### Problem details
Skipping each picture, output the entries exactly as they stand below.

### Given records
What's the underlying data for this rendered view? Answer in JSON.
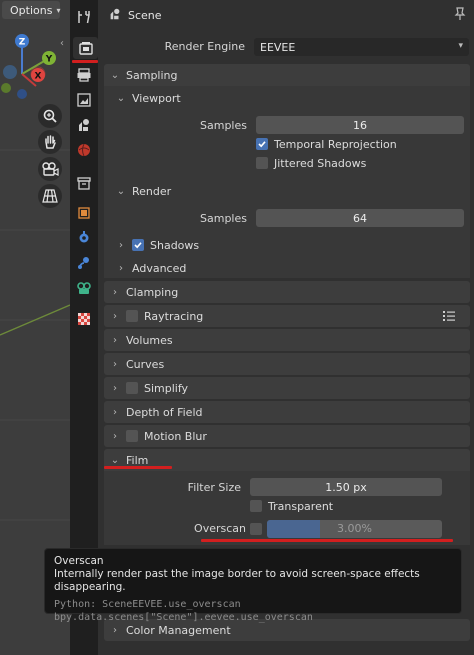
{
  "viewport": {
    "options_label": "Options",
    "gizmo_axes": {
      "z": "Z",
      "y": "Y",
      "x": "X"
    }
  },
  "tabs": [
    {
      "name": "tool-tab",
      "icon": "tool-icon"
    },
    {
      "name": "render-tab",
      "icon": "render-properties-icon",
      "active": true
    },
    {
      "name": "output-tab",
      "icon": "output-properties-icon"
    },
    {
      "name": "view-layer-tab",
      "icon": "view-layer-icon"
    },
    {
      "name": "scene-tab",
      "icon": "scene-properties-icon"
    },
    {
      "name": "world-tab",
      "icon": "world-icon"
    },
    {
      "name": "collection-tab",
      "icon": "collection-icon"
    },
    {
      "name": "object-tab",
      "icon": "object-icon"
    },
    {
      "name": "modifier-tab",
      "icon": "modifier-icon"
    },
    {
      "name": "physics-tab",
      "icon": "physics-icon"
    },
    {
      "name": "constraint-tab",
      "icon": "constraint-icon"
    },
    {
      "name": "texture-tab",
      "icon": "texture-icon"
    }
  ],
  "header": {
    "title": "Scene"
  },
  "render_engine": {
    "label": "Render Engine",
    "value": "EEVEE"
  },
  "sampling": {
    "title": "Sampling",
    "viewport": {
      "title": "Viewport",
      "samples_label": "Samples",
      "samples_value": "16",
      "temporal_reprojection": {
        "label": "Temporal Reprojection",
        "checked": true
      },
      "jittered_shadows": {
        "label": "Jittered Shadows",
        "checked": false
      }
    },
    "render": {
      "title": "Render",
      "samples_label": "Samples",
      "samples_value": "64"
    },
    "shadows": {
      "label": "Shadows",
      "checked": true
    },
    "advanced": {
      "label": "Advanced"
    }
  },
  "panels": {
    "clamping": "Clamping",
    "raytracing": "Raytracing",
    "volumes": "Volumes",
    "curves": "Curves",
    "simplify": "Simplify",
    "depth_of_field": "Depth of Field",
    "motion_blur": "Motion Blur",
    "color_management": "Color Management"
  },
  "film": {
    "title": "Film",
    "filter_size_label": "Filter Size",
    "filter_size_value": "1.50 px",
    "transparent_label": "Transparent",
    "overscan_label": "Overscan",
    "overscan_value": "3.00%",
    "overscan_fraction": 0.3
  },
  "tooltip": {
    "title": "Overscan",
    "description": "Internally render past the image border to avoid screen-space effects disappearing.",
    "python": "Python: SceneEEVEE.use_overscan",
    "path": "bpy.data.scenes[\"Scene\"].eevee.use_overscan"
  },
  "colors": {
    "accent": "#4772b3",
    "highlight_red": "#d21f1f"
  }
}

### The completed task
What's the underlying data for this rendered view? Answer in JSON.
{
  "viewport": {
    "options_label": "Options",
    "gizmo_axes": {
      "z": "Z",
      "y": "Y",
      "x": "X"
    }
  },
  "tabs": [
    {
      "name": "tool-tab",
      "icon": "tool-icon"
    },
    {
      "name": "render-tab",
      "icon": "render-properties-icon",
      "active": true
    },
    {
      "name": "output-tab",
      "icon": "output-properties-icon"
    },
    {
      "name": "view-layer-tab",
      "icon": "view-layer-icon"
    },
    {
      "name": "scene-tab",
      "icon": "scene-properties-icon"
    },
    {
      "name": "world-tab",
      "icon": "world-icon"
    },
    {
      "name": "collection-tab",
      "icon": "collection-icon"
    },
    {
      "name": "object-tab",
      "icon": "object-icon"
    },
    {
      "name": "modifier-tab",
      "icon": "modifier-icon"
    },
    {
      "name": "physics-tab",
      "icon": "physics-icon"
    },
    {
      "name": "constraint-tab",
      "icon": "constraint-icon"
    },
    {
      "name": "texture-tab",
      "icon": "texture-icon"
    }
  ],
  "header": {
    "title": "Scene"
  },
  "render_engine": {
    "label": "Render Engine",
    "value": "EEVEE"
  },
  "sampling": {
    "title": "Sampling",
    "viewport": {
      "title": "Viewport",
      "samples_label": "Samples",
      "samples_value": "16",
      "temporal_reprojection": {
        "label": "Temporal Reprojection",
        "checked": true
      },
      "jittered_shadows": {
        "label": "Jittered Shadows",
        "checked": false
      }
    },
    "render": {
      "title": "Render",
      "samples_label": "Samples",
      "samples_value": "64"
    },
    "shadows": {
      "label": "Shadows",
      "checked": true
    },
    "advanced": {
      "label": "Advanced"
    }
  },
  "panels": {
    "clamping": "Clamping",
    "raytracing": "Raytracing",
    "volumes": "Volumes",
    "curves": "Curves",
    "simplify": "Simplify",
    "depth_of_field": "Depth of Field",
    "motion_blur": "Motion Blur",
    "color_management": "Color Management"
  },
  "film": {
    "title": "Film",
    "filter_size_label": "Filter Size",
    "filter_size_value": "1.50 px",
    "transparent_label": "Transparent",
    "overscan_label": "Overscan",
    "overscan_value": "3.00%",
    "overscan_fraction": 0.3
  },
  "tooltip": {
    "title": "Overscan",
    "description": "Internally render past the image border to avoid screen-space effects disappearing.",
    "python": "Python: SceneEEVEE.use_overscan",
    "path": "bpy.data.scenes[\"Scene\"].eevee.use_overscan"
  },
  "colors": {
    "accent": "#4772b3",
    "highlight_red": "#d21f1f"
  }
}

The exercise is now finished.